» **Information shown**:
····················

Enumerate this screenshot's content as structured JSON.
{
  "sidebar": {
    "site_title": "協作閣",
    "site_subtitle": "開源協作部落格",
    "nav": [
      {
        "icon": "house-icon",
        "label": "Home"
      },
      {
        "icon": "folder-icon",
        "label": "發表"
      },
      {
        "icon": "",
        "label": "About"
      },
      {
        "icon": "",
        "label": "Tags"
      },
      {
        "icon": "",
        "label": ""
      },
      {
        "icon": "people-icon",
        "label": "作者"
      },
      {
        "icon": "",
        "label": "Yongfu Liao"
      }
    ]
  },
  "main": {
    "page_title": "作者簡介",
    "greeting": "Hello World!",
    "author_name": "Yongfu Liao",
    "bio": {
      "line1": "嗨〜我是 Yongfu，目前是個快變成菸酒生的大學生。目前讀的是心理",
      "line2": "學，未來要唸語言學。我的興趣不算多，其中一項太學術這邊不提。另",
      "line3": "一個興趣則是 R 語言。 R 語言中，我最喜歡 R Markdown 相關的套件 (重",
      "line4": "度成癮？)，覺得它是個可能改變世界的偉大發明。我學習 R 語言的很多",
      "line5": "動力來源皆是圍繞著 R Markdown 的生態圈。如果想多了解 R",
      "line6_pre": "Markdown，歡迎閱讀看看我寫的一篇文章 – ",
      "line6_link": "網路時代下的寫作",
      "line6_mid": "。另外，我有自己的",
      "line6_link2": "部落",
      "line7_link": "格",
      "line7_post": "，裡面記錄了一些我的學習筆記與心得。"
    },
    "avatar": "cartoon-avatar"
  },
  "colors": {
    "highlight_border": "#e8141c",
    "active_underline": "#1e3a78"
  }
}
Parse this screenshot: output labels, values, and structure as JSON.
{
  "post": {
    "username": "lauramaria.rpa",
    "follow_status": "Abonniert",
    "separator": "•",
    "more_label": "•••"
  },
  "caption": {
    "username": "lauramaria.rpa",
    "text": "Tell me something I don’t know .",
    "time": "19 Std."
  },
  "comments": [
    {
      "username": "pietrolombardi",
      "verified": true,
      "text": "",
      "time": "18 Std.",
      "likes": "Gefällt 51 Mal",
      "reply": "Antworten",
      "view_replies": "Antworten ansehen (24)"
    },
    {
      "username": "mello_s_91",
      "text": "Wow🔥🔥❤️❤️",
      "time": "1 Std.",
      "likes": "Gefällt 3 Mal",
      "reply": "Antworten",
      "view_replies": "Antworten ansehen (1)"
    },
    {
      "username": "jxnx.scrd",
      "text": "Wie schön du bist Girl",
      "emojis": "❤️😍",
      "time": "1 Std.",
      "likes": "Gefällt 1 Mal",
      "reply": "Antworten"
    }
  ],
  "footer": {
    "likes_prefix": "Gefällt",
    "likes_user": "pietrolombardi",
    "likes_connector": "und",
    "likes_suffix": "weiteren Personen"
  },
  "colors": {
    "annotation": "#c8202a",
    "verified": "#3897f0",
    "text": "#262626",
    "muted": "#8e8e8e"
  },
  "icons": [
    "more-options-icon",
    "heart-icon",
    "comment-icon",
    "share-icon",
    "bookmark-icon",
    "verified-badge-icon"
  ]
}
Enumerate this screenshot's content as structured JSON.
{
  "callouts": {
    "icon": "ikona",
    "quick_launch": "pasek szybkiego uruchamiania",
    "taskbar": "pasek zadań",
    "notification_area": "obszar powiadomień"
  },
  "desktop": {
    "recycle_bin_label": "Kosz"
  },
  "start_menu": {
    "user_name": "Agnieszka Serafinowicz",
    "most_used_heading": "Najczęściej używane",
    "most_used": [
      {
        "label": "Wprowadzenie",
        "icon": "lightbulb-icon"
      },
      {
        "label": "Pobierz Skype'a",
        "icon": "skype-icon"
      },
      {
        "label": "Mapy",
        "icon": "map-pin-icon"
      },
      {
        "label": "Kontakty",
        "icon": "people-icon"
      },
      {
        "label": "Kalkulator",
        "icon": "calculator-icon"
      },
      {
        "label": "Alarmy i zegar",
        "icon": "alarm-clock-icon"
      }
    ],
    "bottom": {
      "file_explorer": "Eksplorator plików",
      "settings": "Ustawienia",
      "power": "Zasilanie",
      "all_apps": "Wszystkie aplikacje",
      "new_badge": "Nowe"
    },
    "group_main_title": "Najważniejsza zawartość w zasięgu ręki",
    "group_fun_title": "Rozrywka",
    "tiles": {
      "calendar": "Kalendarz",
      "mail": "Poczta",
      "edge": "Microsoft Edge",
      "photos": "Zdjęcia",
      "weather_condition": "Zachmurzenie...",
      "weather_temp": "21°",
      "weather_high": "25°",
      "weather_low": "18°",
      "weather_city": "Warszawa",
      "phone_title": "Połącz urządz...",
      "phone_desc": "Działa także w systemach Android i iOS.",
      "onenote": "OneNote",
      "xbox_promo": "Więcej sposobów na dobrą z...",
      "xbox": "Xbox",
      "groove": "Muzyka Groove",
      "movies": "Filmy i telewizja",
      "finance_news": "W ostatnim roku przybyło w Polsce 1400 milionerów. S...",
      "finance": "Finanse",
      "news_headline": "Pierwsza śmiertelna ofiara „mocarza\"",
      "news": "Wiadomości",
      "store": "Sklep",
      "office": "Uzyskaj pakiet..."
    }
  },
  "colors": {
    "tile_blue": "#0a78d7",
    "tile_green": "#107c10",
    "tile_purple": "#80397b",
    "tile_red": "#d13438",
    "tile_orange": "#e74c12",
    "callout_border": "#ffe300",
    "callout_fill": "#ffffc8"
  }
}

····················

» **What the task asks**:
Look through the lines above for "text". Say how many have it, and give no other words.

» **Task result**:
5